Anywhere the string "shortcut" shows up in the listing below, copy the line it is in.

· · · · ·

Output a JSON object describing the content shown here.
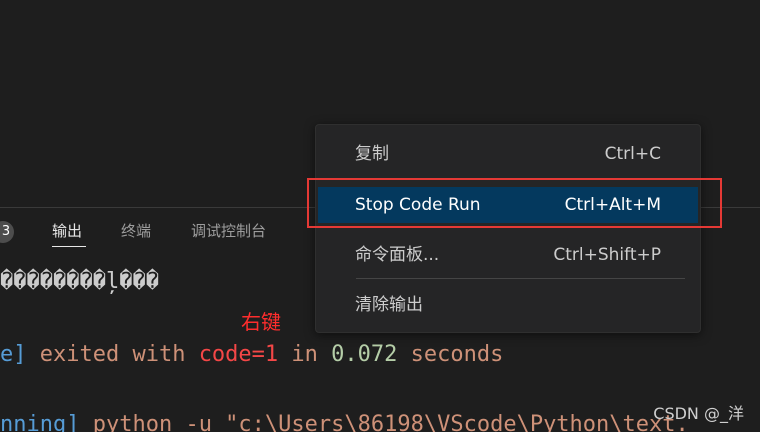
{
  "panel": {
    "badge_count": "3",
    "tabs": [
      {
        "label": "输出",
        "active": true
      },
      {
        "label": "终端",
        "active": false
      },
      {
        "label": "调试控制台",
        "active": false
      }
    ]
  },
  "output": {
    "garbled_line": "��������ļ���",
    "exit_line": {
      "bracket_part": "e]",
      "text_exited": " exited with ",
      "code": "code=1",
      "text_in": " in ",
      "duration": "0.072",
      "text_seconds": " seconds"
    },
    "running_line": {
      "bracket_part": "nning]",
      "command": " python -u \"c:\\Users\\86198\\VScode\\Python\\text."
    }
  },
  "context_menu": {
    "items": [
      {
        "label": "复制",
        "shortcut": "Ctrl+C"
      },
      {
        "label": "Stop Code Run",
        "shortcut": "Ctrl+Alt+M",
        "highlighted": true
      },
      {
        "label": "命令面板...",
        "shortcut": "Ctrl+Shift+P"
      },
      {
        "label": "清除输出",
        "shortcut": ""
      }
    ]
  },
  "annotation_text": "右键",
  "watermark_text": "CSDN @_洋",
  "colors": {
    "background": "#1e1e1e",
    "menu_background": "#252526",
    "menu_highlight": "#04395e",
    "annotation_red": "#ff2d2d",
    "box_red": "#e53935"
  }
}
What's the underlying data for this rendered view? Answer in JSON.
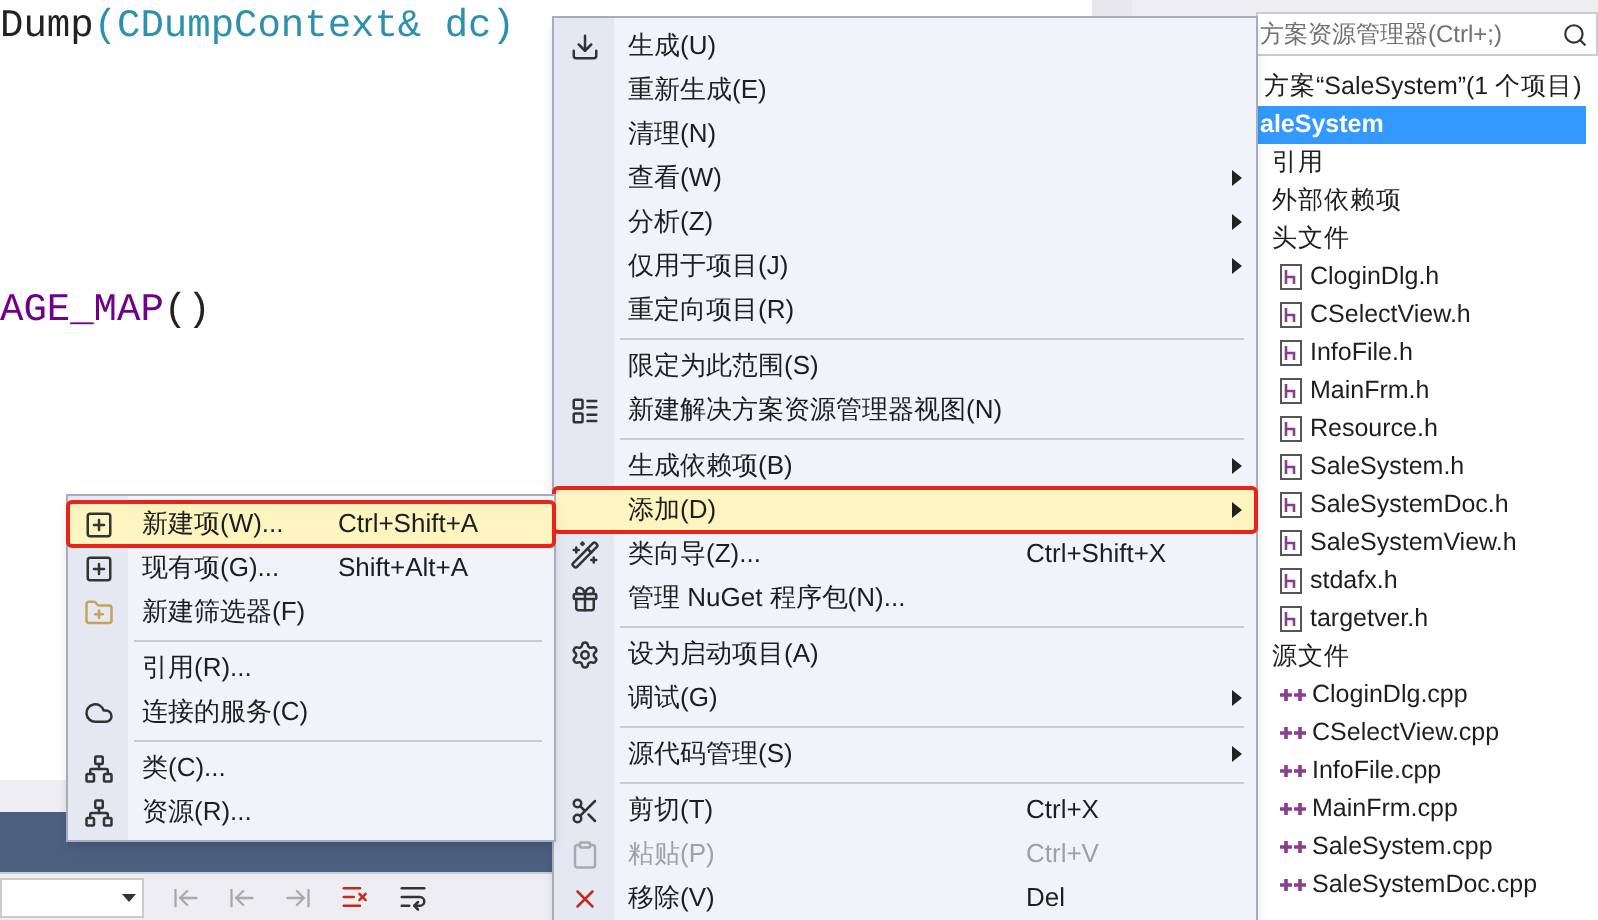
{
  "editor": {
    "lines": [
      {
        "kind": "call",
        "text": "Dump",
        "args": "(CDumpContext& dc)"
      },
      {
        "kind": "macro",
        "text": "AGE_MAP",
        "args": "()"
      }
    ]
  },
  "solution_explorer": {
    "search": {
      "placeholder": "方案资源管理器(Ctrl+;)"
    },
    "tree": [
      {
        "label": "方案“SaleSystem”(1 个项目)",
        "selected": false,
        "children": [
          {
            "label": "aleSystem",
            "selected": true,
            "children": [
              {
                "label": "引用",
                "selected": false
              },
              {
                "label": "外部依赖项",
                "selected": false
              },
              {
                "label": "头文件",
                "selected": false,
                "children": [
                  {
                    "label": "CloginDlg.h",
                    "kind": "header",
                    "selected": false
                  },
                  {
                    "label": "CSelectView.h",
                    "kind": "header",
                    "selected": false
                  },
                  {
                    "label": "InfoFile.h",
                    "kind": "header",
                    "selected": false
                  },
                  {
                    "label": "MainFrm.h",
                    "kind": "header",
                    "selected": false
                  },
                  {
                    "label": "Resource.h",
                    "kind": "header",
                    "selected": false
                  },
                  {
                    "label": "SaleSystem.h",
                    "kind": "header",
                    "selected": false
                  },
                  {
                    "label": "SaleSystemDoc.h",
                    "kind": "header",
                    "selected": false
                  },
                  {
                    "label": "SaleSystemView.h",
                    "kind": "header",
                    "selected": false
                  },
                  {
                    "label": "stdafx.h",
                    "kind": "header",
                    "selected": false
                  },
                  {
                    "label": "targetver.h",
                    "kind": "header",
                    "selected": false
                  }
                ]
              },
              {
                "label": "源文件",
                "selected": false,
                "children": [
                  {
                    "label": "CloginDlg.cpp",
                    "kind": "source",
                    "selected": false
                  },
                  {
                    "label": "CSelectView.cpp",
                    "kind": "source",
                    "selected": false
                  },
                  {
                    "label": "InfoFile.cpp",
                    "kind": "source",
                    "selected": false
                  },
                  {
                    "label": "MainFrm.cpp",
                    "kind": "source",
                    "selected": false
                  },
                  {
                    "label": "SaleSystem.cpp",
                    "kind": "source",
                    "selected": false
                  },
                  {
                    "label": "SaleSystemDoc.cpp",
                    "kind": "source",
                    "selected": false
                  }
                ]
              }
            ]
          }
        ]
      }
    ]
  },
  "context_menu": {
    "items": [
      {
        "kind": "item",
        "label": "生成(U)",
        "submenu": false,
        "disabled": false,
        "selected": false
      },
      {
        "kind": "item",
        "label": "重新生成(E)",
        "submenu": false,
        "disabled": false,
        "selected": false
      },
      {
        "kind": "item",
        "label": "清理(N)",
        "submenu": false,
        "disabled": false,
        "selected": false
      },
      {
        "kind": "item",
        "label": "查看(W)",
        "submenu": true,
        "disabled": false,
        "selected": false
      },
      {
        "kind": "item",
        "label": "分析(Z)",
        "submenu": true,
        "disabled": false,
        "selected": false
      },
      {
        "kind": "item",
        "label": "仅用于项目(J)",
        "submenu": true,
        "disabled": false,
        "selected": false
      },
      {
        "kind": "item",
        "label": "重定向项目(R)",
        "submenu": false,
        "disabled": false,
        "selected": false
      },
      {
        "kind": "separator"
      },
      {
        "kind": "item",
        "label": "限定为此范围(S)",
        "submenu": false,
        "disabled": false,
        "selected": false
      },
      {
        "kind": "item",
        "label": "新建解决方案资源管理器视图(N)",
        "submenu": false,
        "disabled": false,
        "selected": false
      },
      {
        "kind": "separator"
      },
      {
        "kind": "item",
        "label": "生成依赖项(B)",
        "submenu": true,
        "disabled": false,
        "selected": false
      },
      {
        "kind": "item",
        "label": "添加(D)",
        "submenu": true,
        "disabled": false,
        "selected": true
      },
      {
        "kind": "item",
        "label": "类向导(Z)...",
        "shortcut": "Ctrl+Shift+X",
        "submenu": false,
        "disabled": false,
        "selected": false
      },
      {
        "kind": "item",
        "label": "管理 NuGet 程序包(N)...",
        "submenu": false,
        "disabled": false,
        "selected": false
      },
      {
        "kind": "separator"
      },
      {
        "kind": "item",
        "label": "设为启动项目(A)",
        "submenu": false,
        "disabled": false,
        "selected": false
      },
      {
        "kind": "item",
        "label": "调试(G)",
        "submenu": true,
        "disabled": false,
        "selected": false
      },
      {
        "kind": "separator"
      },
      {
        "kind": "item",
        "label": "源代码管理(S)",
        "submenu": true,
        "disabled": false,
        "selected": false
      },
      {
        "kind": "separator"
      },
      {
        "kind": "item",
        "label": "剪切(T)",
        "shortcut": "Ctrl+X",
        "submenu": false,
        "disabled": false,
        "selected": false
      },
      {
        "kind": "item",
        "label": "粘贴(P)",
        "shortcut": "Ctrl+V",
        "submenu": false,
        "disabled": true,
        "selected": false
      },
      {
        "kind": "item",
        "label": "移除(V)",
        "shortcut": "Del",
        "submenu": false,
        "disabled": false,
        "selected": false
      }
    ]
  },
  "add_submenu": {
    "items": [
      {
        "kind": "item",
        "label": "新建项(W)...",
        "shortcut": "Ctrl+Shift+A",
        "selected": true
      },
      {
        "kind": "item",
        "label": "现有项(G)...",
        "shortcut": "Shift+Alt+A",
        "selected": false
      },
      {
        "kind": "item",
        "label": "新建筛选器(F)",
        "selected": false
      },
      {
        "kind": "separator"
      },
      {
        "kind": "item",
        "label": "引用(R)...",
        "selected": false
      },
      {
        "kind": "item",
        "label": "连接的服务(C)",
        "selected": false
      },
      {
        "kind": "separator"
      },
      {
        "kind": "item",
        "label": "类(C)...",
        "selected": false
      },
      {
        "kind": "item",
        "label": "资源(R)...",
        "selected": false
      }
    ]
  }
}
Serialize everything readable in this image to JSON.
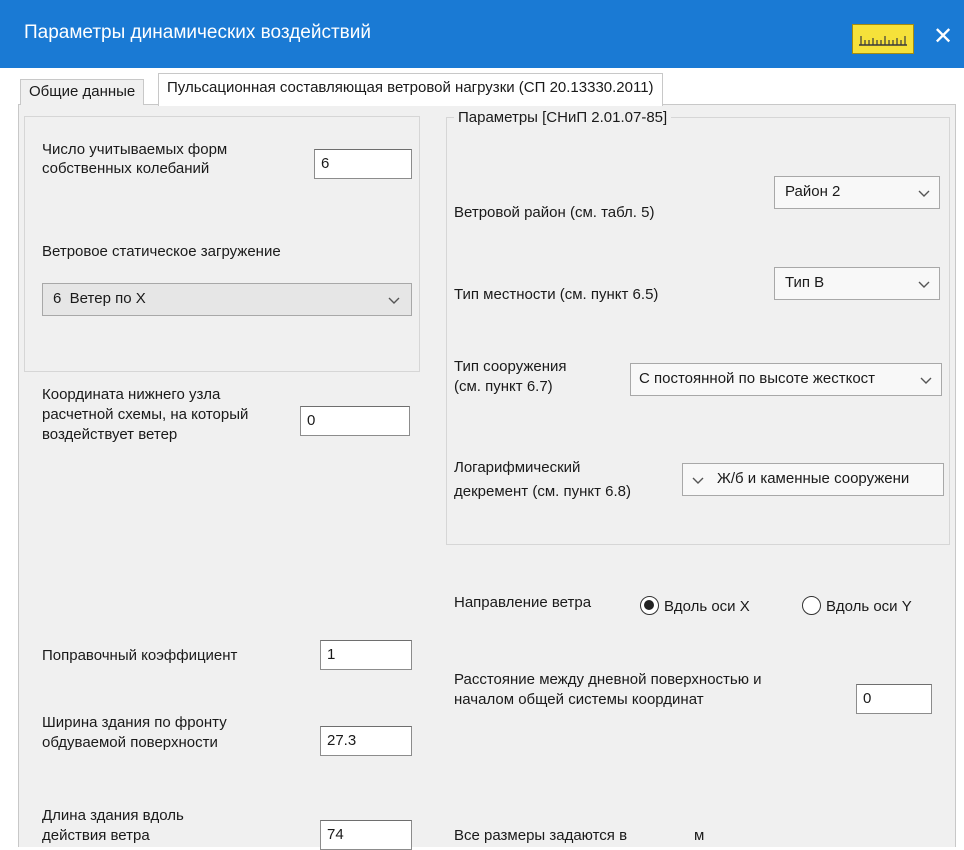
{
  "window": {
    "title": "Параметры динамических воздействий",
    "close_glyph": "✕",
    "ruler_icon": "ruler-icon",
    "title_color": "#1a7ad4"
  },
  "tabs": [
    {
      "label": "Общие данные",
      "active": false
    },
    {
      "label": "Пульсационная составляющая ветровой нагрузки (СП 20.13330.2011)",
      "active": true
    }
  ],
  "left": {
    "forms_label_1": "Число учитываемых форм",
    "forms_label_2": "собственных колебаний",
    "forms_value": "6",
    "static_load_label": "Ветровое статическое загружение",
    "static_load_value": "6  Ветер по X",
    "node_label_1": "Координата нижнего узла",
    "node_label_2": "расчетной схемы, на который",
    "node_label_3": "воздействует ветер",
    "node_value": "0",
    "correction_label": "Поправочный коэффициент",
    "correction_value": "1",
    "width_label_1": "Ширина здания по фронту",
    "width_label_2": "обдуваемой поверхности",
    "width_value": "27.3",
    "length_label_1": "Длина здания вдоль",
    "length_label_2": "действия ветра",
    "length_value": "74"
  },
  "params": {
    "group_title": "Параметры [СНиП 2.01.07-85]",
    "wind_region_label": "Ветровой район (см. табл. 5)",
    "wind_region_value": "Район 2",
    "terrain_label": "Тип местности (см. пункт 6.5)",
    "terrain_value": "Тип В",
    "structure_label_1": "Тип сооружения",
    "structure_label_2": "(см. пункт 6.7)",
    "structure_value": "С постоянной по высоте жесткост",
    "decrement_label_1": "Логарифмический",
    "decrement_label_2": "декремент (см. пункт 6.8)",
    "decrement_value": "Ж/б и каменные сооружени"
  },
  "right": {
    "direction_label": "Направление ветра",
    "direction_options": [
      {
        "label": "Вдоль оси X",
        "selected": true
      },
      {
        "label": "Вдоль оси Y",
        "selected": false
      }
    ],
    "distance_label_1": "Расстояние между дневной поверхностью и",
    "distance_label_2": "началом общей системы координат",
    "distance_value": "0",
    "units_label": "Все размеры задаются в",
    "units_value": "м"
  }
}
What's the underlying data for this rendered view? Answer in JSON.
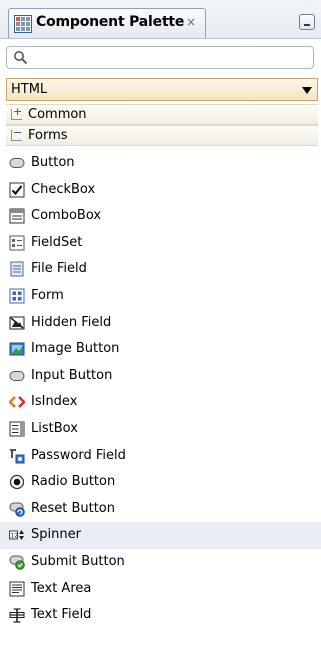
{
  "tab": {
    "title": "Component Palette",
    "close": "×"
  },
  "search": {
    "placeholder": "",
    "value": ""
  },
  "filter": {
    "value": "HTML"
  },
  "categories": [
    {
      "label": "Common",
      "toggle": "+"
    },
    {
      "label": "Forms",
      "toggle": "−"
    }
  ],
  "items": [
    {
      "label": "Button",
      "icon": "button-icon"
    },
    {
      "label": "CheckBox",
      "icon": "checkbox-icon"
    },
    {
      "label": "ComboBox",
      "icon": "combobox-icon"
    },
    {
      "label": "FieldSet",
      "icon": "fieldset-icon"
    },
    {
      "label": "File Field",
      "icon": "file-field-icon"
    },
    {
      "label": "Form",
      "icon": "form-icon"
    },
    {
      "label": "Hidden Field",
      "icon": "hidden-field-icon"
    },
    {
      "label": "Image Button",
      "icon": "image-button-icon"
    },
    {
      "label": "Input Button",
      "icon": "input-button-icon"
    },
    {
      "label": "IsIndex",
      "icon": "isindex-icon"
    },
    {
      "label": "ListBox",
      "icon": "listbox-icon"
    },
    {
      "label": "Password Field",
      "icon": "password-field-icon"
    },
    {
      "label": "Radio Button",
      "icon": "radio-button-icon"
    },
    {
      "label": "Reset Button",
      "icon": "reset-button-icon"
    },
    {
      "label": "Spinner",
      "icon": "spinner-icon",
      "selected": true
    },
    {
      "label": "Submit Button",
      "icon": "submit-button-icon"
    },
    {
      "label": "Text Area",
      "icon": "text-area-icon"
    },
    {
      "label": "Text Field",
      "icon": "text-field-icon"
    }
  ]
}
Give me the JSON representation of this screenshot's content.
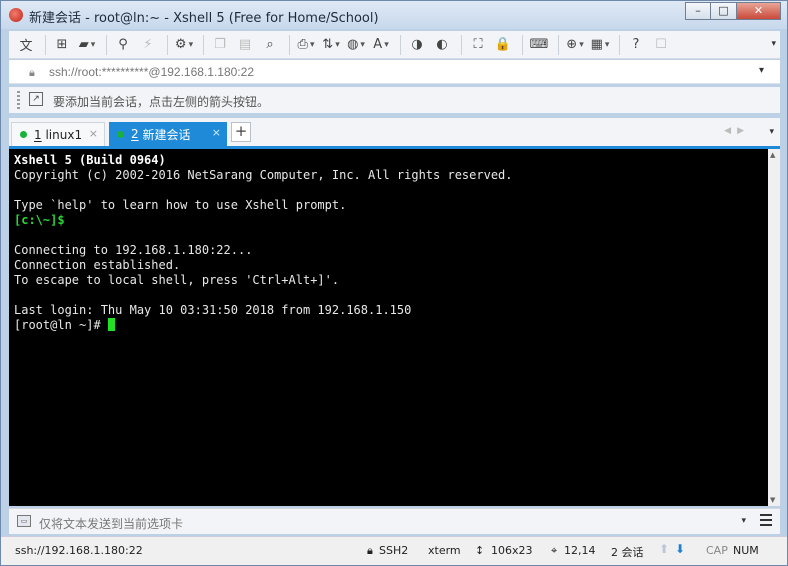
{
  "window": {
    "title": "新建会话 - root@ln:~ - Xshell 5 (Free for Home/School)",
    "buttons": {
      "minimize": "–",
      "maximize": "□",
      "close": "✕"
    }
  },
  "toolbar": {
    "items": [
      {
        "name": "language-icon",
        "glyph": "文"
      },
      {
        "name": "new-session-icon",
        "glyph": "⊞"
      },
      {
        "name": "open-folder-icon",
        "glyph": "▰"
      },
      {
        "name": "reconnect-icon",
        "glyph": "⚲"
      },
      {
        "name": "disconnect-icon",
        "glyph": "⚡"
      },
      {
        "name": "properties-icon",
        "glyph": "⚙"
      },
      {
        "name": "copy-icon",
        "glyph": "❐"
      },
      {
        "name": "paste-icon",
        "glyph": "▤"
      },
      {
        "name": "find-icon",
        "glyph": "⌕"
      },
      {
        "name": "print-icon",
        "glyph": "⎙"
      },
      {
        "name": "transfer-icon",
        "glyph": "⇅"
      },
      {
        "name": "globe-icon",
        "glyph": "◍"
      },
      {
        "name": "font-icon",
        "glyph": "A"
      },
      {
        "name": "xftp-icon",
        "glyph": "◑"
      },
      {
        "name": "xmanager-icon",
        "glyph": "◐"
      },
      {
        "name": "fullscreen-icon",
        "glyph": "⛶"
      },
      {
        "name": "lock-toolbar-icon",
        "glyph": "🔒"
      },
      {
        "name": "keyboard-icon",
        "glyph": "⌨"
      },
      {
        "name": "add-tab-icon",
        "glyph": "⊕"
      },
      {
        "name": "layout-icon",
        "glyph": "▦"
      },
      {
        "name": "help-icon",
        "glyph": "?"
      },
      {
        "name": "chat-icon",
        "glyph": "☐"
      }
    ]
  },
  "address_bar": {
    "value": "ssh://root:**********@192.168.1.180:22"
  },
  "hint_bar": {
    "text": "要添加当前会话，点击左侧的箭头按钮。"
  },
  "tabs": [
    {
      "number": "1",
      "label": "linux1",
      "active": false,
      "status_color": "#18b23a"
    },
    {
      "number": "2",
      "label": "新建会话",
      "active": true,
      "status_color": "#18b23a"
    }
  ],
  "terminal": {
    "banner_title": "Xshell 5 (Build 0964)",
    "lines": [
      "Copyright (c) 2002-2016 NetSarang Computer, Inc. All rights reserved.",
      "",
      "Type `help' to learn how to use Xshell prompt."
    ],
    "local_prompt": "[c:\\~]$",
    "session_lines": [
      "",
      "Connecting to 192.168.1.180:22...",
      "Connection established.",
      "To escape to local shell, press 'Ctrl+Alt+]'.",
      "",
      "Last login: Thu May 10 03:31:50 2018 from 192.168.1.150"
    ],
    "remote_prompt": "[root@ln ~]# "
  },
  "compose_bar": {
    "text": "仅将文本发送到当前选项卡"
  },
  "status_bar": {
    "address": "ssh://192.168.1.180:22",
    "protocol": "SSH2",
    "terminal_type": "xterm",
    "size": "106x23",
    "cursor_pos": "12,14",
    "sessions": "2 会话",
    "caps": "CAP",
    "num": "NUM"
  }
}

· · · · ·

## [Expected output]
        "shortcut": "Ctrl+C"
        "shortcut": "Ctrl+Alt+M",
        "shortcut": "Ctrl+Shift+P"
        "shortcut": ""
        "shortcut": "Ctrl+Shift+X",
        "shortcut": "Ctrl+X",
        "shortcut": "Ctrl+V",
        "shortcut": "Del",
        "shortcut": "Ctrl+Shift+A",
        "shortcut": "Shift+Alt+A",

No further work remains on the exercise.